# RECORDS TO USE:
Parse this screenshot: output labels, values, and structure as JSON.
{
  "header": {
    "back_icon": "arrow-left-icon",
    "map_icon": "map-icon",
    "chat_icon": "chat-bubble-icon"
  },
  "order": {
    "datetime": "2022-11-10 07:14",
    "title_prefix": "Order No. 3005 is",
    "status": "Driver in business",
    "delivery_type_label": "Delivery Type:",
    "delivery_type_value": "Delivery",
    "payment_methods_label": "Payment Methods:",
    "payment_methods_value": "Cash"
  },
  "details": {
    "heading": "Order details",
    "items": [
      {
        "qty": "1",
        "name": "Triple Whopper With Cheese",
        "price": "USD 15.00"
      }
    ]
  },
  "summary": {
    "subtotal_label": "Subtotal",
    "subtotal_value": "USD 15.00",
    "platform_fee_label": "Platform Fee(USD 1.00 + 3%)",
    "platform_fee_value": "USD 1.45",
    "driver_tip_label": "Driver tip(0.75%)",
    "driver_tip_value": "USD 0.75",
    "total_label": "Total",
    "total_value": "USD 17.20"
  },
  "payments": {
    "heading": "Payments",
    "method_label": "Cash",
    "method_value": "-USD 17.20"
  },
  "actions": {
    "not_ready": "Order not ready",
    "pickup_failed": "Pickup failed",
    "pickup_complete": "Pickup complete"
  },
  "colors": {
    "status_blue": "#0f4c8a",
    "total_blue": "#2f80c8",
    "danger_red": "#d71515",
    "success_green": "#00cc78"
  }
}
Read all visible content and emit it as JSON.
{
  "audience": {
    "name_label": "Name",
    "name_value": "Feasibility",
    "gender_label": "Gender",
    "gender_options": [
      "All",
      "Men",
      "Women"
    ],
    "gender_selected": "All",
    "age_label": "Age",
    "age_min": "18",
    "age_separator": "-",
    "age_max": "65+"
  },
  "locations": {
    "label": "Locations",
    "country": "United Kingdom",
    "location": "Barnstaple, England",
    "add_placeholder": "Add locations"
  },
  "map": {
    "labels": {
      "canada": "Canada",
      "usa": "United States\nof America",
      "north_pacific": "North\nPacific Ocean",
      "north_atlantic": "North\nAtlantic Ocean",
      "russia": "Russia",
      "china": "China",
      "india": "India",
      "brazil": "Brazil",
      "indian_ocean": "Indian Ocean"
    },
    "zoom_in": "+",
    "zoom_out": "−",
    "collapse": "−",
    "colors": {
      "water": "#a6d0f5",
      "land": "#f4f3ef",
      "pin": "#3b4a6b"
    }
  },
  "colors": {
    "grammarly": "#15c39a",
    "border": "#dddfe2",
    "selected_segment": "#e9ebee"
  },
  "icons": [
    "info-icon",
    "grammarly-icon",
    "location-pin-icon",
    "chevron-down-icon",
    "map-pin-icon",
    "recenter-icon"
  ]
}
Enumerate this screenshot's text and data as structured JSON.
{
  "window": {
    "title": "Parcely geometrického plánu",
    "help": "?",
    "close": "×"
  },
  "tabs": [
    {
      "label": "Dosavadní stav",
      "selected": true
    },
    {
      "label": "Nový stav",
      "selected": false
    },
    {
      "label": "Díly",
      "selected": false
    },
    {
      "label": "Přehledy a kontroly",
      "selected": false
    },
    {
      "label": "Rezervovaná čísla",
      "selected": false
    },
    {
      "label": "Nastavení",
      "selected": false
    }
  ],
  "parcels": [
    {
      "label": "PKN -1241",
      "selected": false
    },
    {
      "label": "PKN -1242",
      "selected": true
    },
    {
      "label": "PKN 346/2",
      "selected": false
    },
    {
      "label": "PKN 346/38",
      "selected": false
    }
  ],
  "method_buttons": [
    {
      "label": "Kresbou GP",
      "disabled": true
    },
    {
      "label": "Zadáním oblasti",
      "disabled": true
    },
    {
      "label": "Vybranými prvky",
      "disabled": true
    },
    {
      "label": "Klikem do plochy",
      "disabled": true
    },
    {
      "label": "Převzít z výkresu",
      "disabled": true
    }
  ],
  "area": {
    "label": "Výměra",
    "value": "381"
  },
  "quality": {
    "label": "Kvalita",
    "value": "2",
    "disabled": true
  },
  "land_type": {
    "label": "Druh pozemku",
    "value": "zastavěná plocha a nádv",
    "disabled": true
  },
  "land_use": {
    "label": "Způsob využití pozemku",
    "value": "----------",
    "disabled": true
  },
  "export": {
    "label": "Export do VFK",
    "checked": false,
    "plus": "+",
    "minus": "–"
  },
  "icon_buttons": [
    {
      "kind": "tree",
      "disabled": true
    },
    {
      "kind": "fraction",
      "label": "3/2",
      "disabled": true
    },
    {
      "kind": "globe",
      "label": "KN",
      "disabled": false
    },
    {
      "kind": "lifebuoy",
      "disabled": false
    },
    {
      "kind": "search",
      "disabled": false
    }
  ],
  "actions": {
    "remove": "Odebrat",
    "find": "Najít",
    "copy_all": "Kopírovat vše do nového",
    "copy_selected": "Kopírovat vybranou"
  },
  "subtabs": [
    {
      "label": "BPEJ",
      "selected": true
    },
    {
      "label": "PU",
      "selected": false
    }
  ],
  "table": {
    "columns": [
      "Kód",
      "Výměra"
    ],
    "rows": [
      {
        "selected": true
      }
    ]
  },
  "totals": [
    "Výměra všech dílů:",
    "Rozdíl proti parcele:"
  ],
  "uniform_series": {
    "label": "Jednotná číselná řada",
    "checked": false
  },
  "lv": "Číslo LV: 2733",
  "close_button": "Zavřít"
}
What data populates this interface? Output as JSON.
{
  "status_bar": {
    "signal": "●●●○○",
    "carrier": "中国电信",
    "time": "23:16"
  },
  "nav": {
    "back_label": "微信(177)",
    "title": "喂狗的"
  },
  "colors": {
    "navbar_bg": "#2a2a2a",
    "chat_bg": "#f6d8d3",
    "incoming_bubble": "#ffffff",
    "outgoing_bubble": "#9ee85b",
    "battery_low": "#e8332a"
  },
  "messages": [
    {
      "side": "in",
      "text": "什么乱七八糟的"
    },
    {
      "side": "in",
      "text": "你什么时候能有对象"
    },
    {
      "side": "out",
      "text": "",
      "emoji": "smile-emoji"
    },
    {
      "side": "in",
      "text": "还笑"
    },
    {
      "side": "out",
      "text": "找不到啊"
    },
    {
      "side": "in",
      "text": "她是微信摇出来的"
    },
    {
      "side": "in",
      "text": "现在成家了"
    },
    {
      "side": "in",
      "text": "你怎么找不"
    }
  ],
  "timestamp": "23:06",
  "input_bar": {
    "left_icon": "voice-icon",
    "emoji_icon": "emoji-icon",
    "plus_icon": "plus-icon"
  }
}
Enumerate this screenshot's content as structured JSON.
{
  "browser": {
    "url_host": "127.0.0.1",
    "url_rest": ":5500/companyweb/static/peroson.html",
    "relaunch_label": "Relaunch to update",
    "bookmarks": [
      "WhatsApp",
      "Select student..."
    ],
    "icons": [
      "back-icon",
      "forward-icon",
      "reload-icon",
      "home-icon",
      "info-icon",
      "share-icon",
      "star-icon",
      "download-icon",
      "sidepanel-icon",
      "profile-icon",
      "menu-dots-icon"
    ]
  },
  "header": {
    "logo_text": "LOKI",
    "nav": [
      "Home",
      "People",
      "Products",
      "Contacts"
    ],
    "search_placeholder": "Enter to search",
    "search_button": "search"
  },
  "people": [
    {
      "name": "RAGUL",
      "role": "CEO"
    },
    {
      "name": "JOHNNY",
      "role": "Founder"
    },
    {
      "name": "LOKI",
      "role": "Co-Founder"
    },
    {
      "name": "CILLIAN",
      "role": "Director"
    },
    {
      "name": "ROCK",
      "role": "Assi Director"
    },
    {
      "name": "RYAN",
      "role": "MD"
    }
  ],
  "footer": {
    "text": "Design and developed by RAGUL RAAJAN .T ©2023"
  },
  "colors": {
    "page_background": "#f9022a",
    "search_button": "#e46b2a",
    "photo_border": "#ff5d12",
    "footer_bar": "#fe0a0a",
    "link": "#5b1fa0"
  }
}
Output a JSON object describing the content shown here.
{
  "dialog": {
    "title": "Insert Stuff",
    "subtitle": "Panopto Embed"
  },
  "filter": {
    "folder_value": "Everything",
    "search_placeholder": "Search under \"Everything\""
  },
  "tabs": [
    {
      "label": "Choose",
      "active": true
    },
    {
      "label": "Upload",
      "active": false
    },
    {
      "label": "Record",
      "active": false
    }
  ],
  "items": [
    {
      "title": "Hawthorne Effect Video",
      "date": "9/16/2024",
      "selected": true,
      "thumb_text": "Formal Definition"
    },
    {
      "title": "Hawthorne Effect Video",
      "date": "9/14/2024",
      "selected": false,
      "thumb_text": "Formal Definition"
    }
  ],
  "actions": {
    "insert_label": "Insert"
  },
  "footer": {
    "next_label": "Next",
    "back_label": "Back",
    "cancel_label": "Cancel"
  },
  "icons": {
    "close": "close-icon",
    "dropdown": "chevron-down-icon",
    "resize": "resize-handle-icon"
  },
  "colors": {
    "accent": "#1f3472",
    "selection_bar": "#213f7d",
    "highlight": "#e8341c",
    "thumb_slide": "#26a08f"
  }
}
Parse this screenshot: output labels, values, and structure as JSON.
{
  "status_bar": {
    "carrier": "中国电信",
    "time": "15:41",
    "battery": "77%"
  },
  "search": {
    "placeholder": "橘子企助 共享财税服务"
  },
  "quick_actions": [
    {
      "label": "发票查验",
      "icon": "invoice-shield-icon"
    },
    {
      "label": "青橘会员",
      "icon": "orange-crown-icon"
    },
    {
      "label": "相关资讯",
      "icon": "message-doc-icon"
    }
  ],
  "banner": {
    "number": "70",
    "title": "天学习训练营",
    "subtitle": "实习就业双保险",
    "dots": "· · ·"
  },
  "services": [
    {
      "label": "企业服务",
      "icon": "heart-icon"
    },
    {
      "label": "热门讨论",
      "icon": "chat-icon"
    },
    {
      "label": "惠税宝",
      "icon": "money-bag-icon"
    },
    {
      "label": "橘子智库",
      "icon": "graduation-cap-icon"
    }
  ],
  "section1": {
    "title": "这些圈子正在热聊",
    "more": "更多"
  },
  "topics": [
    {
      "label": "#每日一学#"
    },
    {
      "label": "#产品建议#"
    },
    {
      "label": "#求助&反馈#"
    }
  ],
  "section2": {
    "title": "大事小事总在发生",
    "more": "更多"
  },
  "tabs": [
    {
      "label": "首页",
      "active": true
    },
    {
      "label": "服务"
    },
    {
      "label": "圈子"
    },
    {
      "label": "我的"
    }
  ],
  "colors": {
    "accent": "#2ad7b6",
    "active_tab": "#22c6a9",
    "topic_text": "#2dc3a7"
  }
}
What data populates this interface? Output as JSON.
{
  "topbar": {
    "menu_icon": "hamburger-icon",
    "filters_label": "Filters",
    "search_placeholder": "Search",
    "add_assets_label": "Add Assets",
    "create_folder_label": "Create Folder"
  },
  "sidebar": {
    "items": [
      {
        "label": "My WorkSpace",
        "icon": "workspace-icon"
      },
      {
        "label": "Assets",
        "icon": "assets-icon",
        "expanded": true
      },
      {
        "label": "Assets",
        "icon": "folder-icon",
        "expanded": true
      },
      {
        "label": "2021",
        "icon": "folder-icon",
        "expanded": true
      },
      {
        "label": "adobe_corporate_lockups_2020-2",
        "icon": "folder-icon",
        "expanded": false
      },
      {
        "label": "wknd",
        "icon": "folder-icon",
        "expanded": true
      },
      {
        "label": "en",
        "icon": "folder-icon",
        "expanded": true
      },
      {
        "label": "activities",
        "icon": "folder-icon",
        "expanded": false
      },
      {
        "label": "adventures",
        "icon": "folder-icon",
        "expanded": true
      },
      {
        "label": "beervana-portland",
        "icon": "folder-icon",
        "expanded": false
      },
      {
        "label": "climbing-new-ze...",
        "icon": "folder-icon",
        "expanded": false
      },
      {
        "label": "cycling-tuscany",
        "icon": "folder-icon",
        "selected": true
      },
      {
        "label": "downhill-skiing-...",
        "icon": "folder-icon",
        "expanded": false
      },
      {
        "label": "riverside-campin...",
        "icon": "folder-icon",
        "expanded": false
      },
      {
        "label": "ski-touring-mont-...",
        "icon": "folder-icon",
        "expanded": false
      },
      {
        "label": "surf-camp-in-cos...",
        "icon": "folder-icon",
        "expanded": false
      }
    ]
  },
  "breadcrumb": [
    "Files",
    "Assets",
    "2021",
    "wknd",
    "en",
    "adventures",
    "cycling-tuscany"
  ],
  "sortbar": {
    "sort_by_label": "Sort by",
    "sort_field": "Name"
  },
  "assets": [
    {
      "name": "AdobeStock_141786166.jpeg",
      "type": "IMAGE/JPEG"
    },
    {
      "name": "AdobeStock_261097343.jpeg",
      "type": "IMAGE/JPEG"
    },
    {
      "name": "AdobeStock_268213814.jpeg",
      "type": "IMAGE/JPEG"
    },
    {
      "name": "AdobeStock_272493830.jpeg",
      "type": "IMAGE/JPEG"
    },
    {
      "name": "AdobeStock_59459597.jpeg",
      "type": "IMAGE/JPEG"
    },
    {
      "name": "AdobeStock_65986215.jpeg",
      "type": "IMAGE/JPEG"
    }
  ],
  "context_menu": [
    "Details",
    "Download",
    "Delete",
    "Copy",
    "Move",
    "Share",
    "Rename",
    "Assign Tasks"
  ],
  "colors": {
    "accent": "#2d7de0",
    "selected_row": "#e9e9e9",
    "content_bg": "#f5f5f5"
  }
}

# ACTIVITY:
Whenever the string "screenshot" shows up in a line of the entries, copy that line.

# ANSWER BOX:
Parse this screenshot: output labels, values, and structure as JSON.
Enumerate this screenshot's text and data as structured JSON.
Enumerate this screenshot's content as structured JSON.
Parse this screenshot: output labels, values, and structure as JSON.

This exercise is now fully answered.